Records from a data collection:
BEGIN
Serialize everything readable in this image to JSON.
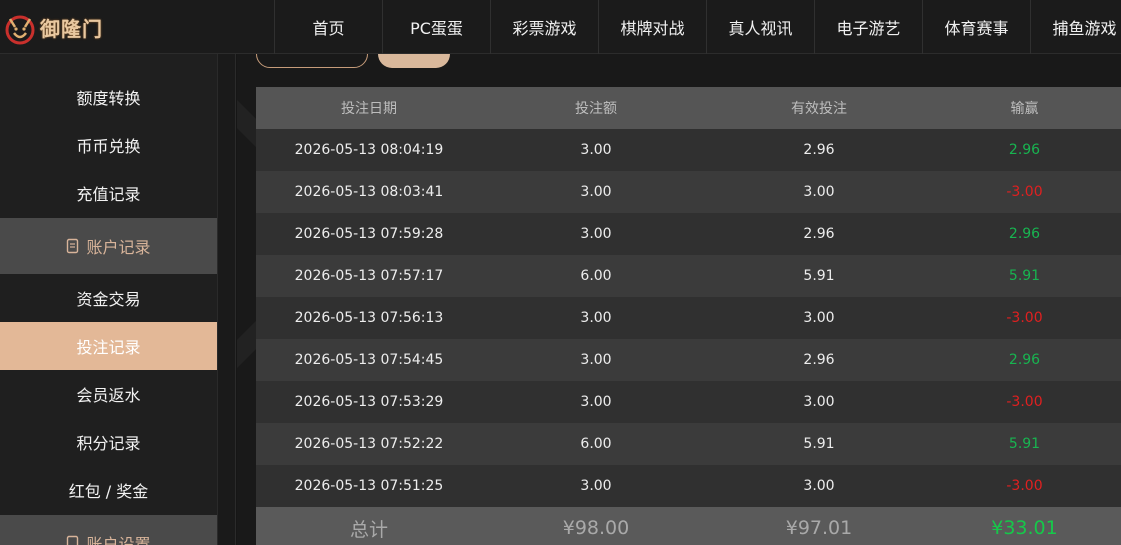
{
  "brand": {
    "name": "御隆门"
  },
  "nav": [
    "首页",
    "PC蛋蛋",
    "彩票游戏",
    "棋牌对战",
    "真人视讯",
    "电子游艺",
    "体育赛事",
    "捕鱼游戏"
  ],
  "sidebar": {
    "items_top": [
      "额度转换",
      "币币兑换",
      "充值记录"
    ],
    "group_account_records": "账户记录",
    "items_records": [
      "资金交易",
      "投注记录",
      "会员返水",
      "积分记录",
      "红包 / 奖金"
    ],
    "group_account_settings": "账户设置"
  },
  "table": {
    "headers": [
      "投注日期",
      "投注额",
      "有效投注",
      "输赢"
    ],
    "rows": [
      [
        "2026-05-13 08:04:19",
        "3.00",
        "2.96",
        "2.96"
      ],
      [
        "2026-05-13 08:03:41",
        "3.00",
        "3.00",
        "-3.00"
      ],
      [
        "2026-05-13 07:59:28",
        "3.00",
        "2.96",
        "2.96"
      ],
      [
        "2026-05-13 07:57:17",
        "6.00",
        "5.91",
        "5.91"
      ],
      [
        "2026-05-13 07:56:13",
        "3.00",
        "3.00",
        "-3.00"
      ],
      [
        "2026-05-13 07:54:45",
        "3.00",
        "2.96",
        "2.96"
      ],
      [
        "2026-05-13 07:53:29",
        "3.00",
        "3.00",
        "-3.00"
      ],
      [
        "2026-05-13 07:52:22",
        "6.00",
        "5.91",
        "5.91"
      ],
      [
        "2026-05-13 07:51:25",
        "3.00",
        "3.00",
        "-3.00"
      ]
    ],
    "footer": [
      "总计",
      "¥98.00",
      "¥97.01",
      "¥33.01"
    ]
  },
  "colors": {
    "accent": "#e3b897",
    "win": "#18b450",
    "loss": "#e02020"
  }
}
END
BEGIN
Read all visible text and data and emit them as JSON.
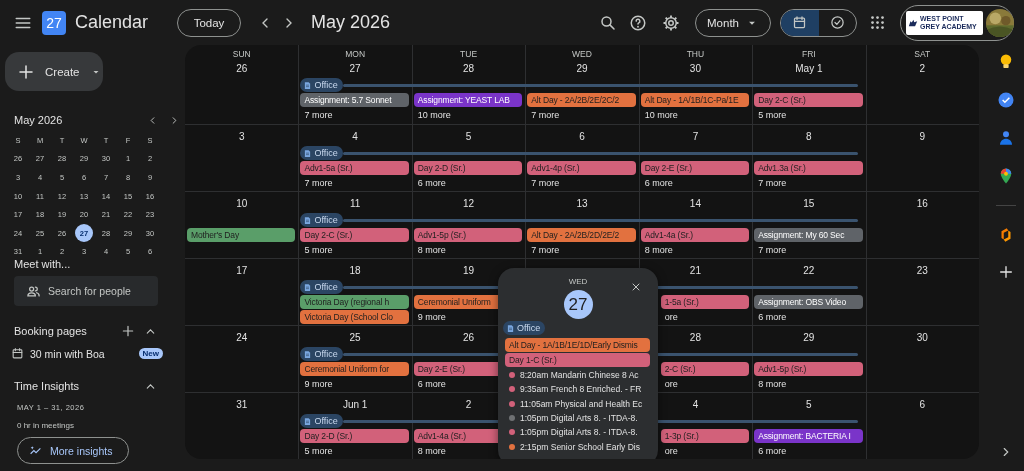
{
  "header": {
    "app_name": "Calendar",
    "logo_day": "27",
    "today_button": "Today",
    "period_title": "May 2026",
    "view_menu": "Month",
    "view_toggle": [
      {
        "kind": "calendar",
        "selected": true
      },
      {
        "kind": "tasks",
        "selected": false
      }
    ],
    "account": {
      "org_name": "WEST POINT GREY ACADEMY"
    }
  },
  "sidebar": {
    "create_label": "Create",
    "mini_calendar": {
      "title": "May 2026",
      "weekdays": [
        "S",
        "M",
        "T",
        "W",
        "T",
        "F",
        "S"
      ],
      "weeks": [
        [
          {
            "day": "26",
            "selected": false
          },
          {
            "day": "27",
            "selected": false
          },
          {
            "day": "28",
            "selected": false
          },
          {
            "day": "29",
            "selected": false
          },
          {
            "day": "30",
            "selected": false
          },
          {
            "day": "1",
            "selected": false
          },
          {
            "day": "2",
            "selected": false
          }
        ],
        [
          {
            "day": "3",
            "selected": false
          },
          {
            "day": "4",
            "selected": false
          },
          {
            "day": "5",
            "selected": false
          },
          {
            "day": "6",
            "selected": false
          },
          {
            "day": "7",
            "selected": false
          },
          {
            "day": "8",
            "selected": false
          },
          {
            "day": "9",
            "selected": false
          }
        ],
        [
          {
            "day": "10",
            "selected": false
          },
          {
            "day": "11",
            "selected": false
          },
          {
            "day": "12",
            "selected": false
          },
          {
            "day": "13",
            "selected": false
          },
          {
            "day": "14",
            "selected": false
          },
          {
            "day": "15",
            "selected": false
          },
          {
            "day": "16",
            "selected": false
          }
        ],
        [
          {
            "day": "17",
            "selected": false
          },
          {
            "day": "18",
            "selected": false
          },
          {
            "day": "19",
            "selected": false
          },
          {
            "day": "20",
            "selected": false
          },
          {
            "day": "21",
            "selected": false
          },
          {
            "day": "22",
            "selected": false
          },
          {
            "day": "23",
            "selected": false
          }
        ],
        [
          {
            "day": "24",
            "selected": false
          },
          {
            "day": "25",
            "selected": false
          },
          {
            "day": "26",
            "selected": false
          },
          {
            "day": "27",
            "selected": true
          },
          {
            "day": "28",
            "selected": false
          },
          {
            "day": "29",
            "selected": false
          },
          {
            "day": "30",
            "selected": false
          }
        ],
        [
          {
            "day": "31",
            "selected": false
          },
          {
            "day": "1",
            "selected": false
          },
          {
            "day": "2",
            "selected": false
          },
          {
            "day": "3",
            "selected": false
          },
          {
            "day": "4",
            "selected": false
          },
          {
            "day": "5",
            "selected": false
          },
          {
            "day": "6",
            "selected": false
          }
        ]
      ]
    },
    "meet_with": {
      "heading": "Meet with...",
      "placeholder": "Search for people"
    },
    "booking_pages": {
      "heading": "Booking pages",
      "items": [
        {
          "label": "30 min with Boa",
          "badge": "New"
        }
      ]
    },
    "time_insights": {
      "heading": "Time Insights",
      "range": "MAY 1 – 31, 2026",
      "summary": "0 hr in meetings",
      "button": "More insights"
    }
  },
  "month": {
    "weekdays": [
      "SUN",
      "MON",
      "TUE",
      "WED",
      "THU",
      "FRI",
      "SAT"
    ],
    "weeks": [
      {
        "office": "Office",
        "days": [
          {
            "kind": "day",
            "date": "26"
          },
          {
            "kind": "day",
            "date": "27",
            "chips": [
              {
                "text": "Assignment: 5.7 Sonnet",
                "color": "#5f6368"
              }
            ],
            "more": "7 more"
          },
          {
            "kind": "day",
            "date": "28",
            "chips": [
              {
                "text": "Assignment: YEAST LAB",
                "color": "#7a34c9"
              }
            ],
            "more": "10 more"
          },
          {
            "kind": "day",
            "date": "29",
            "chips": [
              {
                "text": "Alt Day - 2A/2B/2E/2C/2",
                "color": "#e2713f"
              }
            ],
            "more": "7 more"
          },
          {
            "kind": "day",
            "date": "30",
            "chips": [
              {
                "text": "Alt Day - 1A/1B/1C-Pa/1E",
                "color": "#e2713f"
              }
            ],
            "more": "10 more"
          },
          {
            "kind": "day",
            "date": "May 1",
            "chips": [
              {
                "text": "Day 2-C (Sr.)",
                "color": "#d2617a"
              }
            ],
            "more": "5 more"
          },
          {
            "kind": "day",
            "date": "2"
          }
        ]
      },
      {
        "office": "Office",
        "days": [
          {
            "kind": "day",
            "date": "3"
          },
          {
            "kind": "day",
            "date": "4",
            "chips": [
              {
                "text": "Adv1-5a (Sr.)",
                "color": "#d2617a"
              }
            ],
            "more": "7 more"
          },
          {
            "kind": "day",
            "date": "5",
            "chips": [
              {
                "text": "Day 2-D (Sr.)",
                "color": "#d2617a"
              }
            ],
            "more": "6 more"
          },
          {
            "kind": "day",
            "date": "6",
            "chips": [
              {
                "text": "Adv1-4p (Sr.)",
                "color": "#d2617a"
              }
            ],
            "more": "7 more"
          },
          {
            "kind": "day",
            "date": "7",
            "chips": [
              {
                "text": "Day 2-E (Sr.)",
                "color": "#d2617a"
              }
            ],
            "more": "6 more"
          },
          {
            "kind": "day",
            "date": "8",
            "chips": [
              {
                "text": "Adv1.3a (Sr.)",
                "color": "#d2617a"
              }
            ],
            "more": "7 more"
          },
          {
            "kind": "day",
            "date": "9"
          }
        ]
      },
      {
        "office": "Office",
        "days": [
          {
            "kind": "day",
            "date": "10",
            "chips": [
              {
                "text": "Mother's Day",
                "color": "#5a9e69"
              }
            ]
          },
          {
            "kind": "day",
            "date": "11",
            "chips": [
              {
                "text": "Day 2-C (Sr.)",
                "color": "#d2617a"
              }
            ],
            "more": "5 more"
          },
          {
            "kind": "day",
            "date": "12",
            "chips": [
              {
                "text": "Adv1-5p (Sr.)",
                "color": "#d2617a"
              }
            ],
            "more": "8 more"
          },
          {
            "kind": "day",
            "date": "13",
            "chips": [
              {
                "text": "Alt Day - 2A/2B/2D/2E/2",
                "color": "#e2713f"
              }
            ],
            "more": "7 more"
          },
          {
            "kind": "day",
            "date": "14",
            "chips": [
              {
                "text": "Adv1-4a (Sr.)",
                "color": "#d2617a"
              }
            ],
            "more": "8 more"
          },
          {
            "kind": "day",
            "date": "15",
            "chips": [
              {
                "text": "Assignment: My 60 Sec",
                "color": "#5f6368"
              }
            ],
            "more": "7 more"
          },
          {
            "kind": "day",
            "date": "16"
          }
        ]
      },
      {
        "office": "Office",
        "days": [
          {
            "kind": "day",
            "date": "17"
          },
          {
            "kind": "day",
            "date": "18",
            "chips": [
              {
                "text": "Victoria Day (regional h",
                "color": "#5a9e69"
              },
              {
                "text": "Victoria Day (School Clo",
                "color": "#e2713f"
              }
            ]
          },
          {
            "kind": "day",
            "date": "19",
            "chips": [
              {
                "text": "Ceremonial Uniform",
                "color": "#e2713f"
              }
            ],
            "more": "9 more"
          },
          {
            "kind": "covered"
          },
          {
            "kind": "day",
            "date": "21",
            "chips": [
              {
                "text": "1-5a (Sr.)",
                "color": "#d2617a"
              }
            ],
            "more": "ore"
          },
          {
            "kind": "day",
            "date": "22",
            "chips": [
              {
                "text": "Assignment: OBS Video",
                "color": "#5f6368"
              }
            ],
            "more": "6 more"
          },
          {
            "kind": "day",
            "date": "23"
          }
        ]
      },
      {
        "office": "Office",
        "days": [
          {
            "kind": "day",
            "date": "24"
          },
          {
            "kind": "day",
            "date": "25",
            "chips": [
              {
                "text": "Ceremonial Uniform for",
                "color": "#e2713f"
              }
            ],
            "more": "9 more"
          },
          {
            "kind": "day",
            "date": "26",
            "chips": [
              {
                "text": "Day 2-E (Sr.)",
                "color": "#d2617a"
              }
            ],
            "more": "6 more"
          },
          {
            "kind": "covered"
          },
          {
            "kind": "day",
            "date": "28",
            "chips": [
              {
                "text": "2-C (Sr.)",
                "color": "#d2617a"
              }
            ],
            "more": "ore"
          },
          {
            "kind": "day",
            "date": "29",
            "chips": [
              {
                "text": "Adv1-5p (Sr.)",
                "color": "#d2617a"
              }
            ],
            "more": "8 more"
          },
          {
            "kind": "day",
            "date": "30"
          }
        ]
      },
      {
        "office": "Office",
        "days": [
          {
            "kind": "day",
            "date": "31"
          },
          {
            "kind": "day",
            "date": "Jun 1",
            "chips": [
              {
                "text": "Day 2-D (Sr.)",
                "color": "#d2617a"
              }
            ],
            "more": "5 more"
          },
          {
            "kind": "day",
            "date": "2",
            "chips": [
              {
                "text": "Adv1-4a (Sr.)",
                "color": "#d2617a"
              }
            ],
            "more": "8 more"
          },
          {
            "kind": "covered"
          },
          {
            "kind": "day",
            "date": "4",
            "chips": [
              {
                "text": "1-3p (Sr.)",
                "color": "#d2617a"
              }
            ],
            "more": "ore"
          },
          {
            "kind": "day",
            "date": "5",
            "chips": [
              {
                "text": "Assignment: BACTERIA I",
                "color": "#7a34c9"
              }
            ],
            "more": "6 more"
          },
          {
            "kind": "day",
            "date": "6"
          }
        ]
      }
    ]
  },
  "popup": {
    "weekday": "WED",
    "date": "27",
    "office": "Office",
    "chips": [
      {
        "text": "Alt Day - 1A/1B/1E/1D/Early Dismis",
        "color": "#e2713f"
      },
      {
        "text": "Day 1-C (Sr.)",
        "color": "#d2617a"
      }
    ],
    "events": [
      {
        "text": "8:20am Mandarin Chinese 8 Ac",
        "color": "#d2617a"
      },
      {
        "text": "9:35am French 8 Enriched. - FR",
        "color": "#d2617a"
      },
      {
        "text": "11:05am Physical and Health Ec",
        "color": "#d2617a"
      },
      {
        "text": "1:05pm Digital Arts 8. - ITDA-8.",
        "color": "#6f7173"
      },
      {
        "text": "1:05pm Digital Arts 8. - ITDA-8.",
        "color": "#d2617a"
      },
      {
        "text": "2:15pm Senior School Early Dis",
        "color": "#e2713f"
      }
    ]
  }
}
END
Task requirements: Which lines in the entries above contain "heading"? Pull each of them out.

Task response:
      "heading": "Meet with...",
      "heading": "Booking pages",
      "heading": "Time Insights",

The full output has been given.